Desktop browser features like bookmarking, printing, or opening links in new windows are not available when viewing web pages within apps (on mobile devices).

Viewing websites in mobile apps means crammed information in smaller spaces if proper information architecture is not considered and applied.

The load time of apps and web pages is faster on desktops because of the processor speed and bandwidth support. Mobile browsers take longer to respond, and JavaScript-intensive pages can run very slowly. A simple and optimized page layout for mobile browsers that use less markup and CSS is useful for slideshows, interactive forms, etc.

People and Devices

The context of use, or the individual and the tasks they wish to complete, is one of the major differences between mobile and desktop web experience.

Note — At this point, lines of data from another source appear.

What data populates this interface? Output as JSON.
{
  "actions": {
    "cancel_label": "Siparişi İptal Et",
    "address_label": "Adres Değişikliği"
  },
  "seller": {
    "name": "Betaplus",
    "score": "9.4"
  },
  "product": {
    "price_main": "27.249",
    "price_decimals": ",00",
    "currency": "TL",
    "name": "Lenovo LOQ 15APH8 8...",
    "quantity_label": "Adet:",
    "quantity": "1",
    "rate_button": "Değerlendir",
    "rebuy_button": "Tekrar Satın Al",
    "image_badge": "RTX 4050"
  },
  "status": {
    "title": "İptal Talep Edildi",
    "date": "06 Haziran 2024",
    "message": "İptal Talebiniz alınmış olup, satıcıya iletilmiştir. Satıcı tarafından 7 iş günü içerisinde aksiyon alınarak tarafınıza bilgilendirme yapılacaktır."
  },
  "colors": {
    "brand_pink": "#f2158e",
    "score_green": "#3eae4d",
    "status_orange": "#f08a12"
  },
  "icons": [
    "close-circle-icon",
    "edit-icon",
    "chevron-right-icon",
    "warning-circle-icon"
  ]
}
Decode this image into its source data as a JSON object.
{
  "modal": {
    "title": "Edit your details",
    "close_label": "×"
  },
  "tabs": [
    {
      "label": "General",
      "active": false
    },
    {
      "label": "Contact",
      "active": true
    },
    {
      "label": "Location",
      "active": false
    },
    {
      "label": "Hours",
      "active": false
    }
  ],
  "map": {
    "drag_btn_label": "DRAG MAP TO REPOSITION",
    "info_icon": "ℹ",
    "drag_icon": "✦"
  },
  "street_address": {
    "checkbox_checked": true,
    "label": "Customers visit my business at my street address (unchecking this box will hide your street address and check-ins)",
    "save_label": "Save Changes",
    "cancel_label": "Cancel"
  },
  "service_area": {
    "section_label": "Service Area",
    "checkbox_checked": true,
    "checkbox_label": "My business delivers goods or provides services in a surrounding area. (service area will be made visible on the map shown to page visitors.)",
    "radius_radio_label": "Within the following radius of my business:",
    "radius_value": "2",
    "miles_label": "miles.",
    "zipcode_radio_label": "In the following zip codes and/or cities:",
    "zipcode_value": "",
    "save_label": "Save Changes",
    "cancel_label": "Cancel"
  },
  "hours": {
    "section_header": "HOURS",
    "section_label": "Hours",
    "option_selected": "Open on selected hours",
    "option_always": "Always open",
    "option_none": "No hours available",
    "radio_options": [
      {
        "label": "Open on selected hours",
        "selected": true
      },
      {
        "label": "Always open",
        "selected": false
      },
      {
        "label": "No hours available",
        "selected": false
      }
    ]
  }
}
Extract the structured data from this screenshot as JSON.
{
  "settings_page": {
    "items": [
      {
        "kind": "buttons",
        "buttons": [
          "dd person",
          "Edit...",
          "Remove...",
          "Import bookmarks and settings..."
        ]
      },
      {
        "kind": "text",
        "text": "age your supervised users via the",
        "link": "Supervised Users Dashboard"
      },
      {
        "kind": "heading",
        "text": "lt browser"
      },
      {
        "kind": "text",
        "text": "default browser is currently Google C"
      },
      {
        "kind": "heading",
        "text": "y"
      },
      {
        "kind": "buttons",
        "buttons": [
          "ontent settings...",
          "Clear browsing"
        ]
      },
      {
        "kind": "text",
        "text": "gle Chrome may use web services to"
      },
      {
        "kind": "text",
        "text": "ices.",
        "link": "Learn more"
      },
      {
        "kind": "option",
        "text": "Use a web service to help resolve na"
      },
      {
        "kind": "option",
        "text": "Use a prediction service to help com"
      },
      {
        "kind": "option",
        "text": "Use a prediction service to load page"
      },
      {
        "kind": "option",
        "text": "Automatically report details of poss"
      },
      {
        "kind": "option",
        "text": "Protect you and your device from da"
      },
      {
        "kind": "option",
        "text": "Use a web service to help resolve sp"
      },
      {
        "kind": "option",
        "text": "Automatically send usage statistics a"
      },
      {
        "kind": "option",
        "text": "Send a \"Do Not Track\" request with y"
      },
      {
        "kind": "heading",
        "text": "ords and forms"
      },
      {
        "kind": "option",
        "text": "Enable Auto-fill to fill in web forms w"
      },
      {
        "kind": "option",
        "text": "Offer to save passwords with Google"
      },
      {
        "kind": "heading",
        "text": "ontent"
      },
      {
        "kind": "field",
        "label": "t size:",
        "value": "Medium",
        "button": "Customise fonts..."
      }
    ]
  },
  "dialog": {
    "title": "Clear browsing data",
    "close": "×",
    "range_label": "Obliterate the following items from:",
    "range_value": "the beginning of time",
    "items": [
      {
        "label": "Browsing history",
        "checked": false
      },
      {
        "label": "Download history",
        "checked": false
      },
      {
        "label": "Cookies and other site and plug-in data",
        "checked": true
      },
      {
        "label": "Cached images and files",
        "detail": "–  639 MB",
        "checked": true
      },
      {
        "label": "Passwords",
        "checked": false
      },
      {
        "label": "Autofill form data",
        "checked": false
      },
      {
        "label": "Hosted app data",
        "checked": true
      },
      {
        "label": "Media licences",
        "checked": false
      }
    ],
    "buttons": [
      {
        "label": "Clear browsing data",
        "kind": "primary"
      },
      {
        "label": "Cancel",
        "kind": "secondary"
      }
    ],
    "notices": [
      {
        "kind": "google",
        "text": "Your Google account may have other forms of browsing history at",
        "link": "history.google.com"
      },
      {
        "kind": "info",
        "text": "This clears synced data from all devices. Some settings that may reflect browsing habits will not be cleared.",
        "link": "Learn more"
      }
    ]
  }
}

Put, mobile and desktop devices serve different purposes and are used for different reasons.

People use computers while,

  • Sitting at their desk
  • In an office environment
  • Randomly surfing the web
  • Creating content or working on long and more-involved tasks involving special features
  • Programming and performing configurations and technical tasks

People use mobiles while,

  • Looking for instant information
  • Performing a quick task like booking a ticket
  • Sending out a quick email or message or a quick file share
  • Chatting
  • Walking around or being on-the-move
  • Consuming content or using an app
  • Being at home, work, or other public places
  • Inventive tasks using AR/VR, multi-camera support, sensor-based metering, mobile contact list, RFID, IoT, etc.

Wrapping up

When designing any mobile website, it’s essential to keep these differences in mind. By considering the points listed above in your website and application strategy, you can provide an exceptional user experience for both these mediums.

What are some ways to take advantage of the differences between mobile and desktop for your design projects?

Which do you prefer designing for, mobile or desktop? Let us know.

If you’re unhappy with your current business applications’ user experience, the creative design team at Radiant can help you change that for both desktop and mobile! Call us today.